BEGIN The records
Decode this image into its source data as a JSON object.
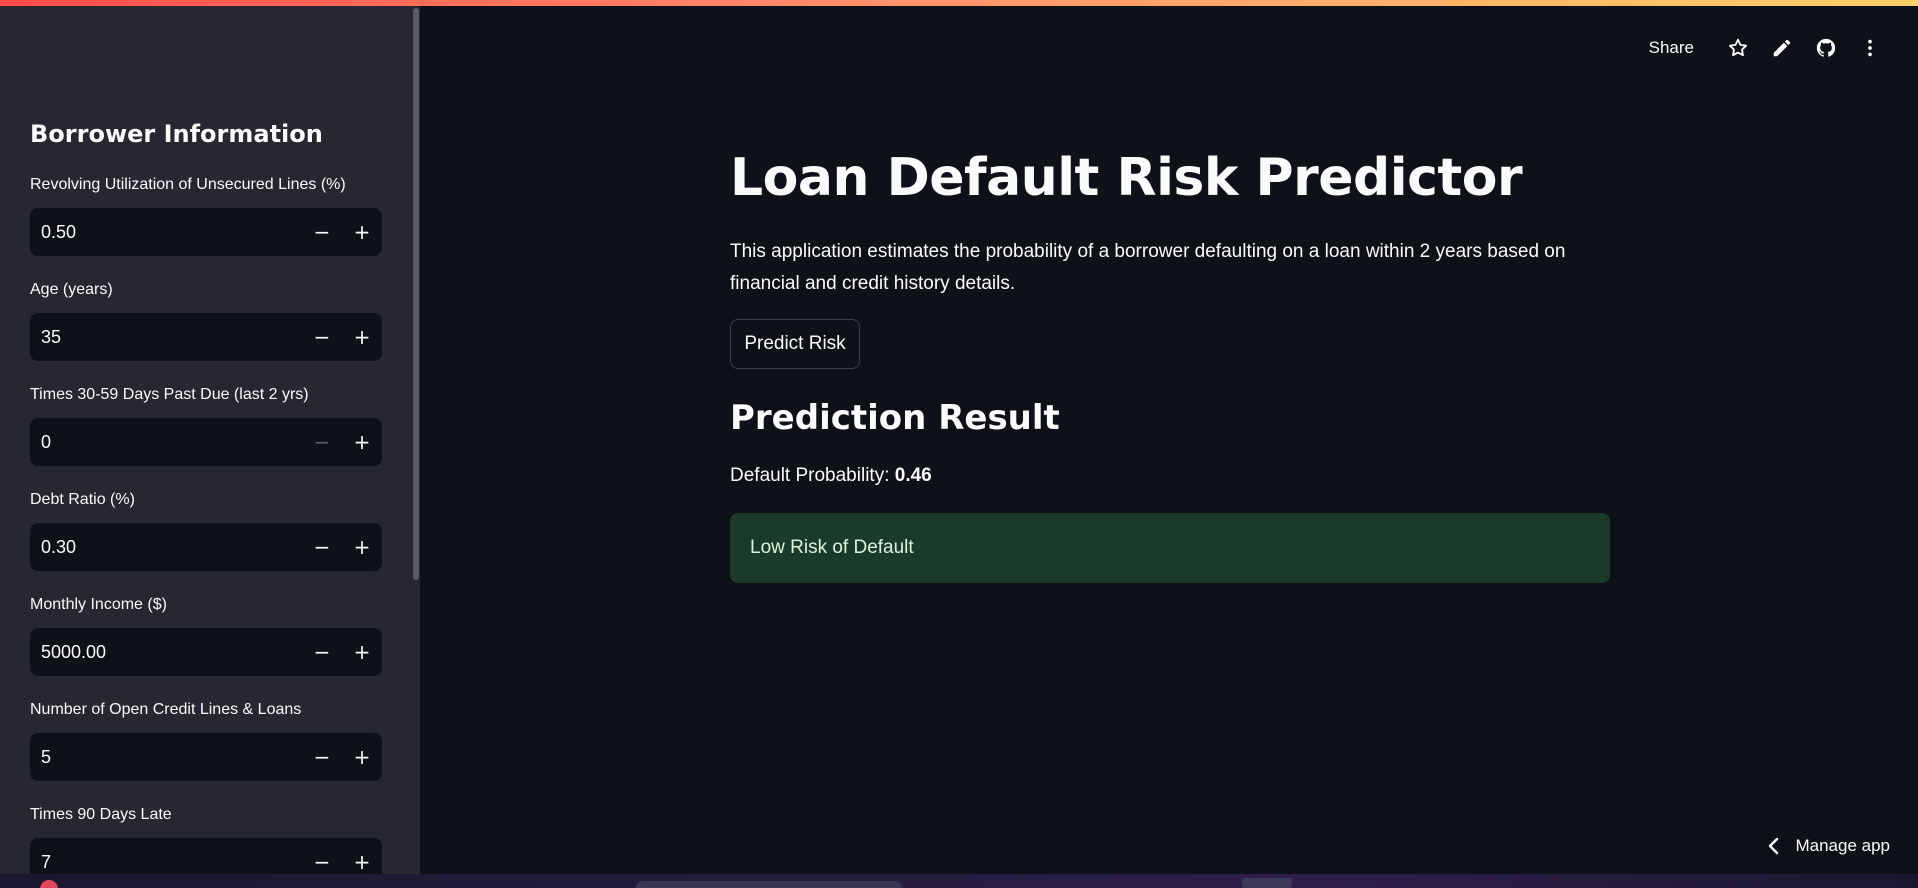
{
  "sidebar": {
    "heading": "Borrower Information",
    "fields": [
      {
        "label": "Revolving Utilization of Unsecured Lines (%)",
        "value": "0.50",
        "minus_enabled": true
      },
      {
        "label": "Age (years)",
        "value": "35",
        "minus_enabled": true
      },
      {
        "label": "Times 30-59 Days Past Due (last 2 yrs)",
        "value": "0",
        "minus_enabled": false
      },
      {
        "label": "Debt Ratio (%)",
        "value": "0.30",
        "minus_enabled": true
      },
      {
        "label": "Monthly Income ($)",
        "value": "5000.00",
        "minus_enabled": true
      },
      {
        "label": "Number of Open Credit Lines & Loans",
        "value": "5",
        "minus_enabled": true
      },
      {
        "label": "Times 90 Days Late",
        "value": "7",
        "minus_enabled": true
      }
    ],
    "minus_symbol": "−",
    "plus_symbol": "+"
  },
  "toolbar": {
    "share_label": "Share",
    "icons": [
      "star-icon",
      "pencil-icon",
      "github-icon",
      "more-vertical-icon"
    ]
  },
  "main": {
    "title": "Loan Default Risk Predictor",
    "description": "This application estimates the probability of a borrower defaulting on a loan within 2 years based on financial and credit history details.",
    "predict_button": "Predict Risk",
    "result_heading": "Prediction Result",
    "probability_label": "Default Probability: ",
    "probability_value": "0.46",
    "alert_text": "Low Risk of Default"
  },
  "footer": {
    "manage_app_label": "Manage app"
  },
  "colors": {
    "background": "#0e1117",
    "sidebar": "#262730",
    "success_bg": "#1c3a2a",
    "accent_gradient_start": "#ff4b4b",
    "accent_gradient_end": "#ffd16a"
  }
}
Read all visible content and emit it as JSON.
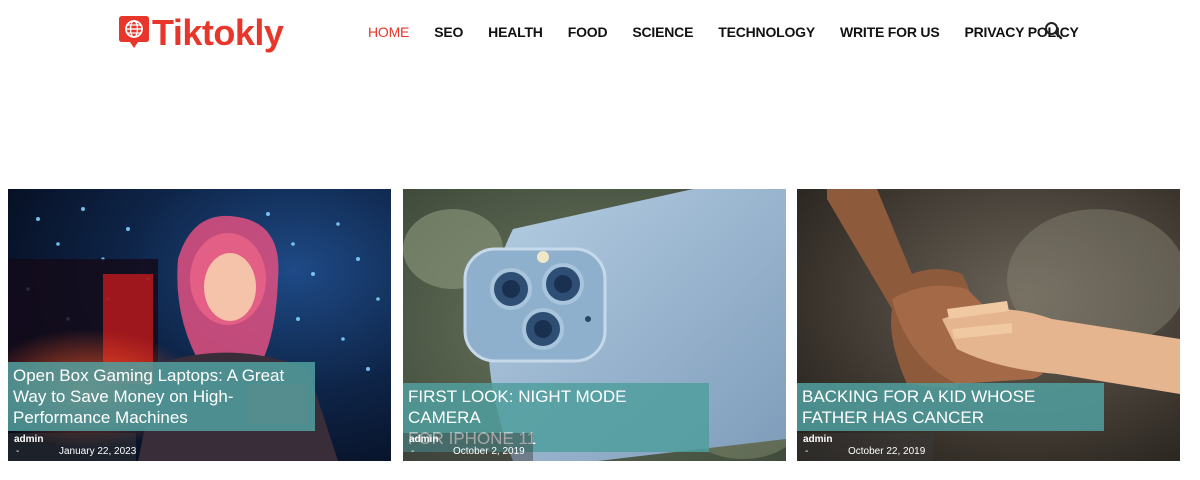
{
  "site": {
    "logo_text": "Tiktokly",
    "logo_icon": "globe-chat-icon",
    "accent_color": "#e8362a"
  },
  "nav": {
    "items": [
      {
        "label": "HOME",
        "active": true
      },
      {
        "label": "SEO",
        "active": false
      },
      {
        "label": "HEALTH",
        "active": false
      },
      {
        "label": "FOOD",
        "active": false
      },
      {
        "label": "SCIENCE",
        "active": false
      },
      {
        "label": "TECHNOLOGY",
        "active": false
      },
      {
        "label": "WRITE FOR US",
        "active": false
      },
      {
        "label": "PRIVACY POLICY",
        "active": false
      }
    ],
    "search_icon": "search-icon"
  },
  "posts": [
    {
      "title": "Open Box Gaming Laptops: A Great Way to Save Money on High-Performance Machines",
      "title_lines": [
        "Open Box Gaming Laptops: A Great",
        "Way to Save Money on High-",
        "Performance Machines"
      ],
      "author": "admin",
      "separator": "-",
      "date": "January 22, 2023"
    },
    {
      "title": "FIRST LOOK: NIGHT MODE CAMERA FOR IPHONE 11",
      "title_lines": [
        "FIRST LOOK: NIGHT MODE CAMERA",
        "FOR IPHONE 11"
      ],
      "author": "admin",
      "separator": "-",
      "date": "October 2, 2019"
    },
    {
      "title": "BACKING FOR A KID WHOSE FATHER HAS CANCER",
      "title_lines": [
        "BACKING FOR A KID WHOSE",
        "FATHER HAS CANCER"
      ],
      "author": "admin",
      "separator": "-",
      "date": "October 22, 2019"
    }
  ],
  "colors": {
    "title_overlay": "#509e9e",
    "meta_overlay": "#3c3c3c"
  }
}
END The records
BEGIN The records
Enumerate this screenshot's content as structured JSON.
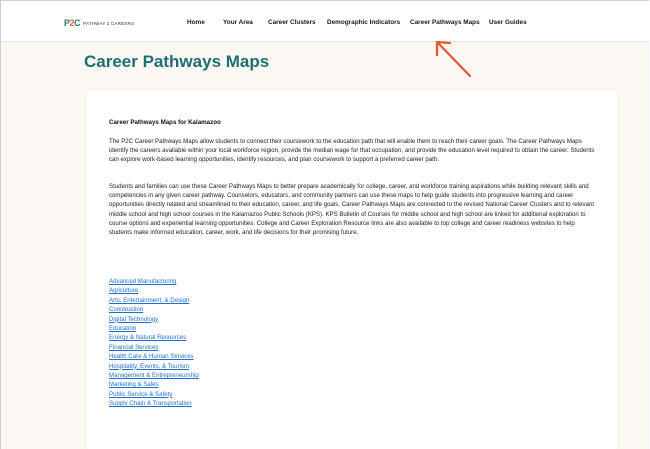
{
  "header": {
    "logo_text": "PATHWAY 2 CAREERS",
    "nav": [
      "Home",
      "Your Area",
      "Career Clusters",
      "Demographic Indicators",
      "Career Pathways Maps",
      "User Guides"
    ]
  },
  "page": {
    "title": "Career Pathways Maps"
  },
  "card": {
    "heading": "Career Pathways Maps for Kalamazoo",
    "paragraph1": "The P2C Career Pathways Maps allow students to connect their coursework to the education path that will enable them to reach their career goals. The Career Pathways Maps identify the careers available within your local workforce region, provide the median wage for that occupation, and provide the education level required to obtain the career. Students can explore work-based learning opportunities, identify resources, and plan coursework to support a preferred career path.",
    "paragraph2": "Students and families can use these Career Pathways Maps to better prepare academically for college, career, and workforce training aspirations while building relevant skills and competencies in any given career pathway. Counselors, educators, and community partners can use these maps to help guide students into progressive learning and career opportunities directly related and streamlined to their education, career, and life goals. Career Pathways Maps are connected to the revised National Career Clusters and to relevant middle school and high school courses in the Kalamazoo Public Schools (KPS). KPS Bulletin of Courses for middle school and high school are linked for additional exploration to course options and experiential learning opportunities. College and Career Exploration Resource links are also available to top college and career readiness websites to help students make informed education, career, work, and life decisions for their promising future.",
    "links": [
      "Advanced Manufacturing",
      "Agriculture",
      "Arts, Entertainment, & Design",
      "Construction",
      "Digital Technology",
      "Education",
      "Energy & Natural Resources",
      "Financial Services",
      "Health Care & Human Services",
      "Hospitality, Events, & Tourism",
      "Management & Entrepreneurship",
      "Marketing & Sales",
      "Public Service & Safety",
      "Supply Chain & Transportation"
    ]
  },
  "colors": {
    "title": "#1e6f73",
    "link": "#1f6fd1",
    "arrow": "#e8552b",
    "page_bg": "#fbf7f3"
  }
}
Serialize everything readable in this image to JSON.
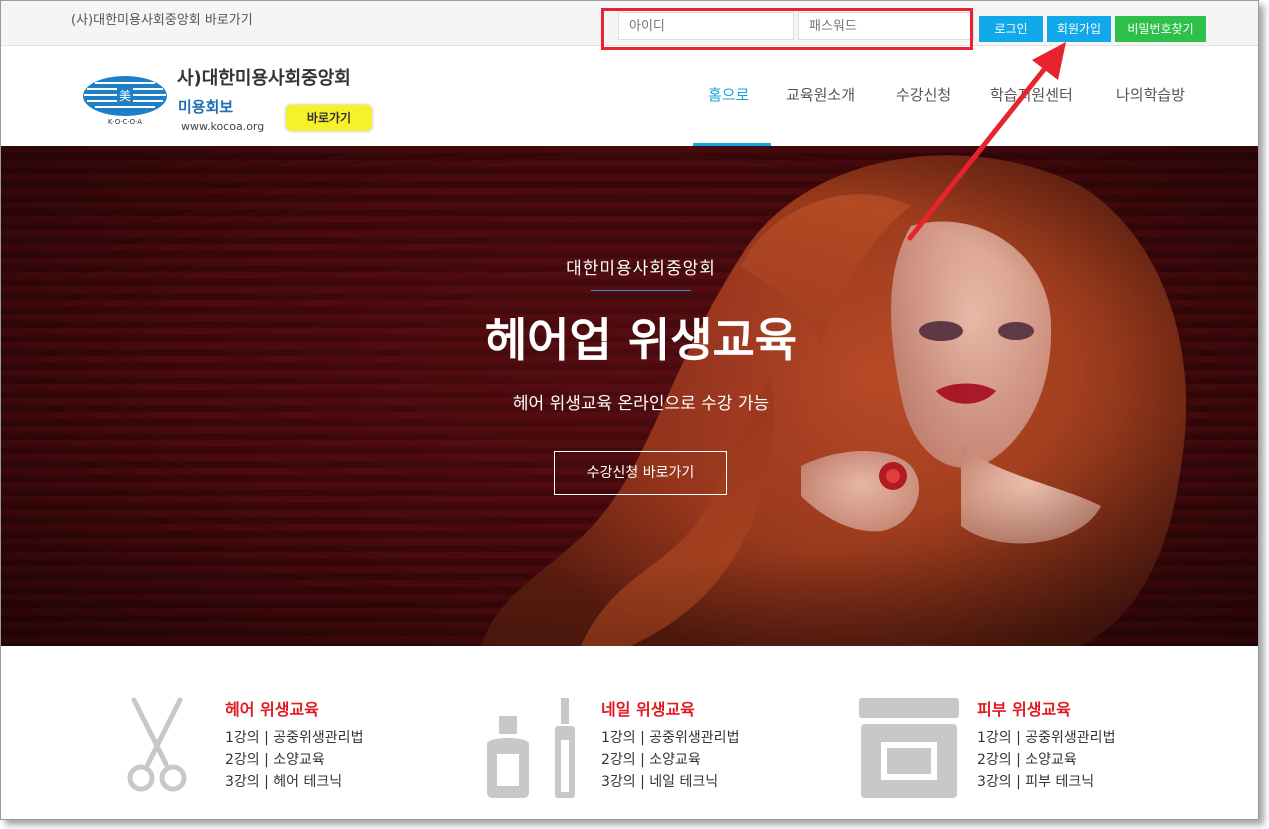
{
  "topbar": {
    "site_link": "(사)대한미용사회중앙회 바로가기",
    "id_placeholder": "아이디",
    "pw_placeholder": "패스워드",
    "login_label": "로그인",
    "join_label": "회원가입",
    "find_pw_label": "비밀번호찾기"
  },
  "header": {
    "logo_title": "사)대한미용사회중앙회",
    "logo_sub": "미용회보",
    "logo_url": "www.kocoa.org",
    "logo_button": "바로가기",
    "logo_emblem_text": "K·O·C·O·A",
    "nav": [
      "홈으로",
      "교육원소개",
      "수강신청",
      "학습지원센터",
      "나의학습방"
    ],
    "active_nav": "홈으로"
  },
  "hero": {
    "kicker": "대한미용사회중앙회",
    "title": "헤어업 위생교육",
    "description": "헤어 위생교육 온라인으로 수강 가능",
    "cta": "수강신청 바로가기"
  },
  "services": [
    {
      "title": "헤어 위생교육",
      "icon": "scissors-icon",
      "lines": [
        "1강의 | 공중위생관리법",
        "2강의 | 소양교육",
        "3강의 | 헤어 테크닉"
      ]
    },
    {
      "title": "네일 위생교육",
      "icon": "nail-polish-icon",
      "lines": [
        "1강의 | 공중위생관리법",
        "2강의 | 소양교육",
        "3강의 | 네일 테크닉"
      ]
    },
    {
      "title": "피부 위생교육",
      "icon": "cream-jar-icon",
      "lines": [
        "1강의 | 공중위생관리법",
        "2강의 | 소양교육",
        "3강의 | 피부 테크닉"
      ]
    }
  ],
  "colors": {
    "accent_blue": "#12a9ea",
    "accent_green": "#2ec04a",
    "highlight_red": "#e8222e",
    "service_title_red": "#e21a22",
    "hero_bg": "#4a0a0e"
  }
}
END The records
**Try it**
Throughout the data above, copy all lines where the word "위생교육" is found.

**Exercise response**
    "title": "헤어업 위생교육",
    "description": "헤어 위생교육 온라인으로 수강 가능",
      "title": "헤어 위생교육",
      "title": "네일 위생교육",
      "title": "피부 위생교육",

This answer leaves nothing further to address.